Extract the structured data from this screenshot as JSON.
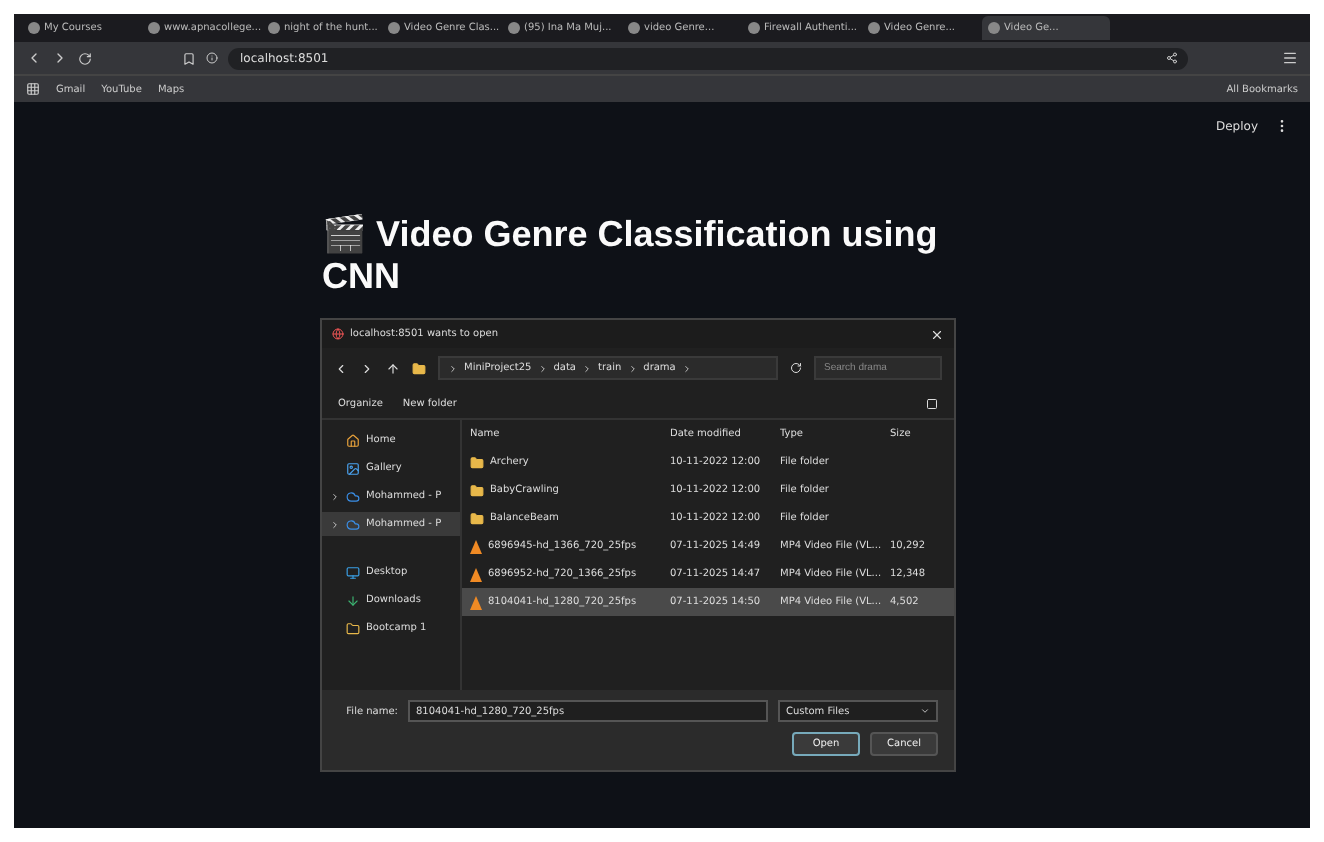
{
  "browser": {
    "tabs": [
      {
        "label": "My Courses",
        "selected": false
      },
      {
        "label": "www.apnacollege...",
        "selected": false
      },
      {
        "label": "night of the hunt...",
        "selected": false
      },
      {
        "label": "Video Genre Clas...",
        "selected": false
      },
      {
        "label": "(95) Ina Ma Muj...",
        "selected": false
      },
      {
        "label": "video Genre...",
        "selected": false
      },
      {
        "label": "Firewall Authenti...",
        "selected": false
      },
      {
        "label": "Video Genre...",
        "selected": false
      },
      {
        "label": "Video Ge...",
        "selected": true
      }
    ],
    "address": "localhost:8501",
    "bookmarks": [
      "Gmail",
      "YouTube",
      "Maps"
    ],
    "all_bookmarks": "All Bookmarks"
  },
  "app": {
    "deploy": "Deploy",
    "title_icon": "🎬",
    "title": "Video Genre Classification using CNN"
  },
  "dialog": {
    "title": "localhost:8501 wants to open",
    "path": [
      "MiniProject25",
      "data",
      "train",
      "drama"
    ],
    "search": {
      "placeholder": "Search drama"
    },
    "organize": "Organize",
    "new_folder": "New folder",
    "sidebar": [
      {
        "label": "Home",
        "kind": "home",
        "expandable": false,
        "selected": false
      },
      {
        "label": "Gallery",
        "kind": "gallery",
        "expandable": false,
        "selected": false
      },
      {
        "label": "Mohammed - P",
        "kind": "cloud",
        "expandable": true,
        "selected": false
      },
      {
        "label": "Mohammed - P",
        "kind": "cloud",
        "expandable": true,
        "selected": true
      },
      {
        "label": "Desktop",
        "kind": "desktop",
        "expandable": false,
        "selected": false
      },
      {
        "label": "Downloads",
        "kind": "download",
        "expandable": false,
        "selected": false
      },
      {
        "label": "Bootcamp 1",
        "kind": "folder",
        "expandable": false,
        "selected": false
      }
    ],
    "columns": [
      "Name",
      "Date modified",
      "Type",
      "Size"
    ],
    "files": [
      {
        "kind": "folder",
        "name": "Archery",
        "date": "10-11-2022 12:00",
        "type": "File folder",
        "selected": false
      },
      {
        "kind": "folder",
        "name": "BabyCrawling",
        "date": "10-11-2022 12:00",
        "type": "File folder",
        "selected": false
      },
      {
        "kind": "folder",
        "name": "BalanceBeam",
        "date": "10-11-2022 12:00",
        "type": "File folder",
        "selected": false
      },
      {
        "kind": "video",
        "name": "6896945-hd_1366_720_25fps",
        "date": "07-11-2025 14:49",
        "type": "MP4 Video File (VL...",
        "size": "10,292",
        "selected": false
      },
      {
        "kind": "video",
        "name": "6896952-hd_720_1366_25fps",
        "date": "07-11-2025 14:47",
        "type": "MP4 Video File (VL...",
        "size": "12,348",
        "selected": false
      },
      {
        "kind": "video",
        "name": "8104041-hd_1280_720_25fps",
        "date": "07-11-2025 14:50",
        "type": "MP4 Video File (VL...",
        "size": "4,502",
        "selected": true
      }
    ],
    "file_name_label": "File name:",
    "file_name": "8104041-hd_1280_720_25fps",
    "filter": "Custom Files",
    "open": "Open",
    "cancel": "Cancel"
  }
}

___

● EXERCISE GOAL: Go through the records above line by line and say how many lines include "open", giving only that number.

● WRITTEN ANSWER: 2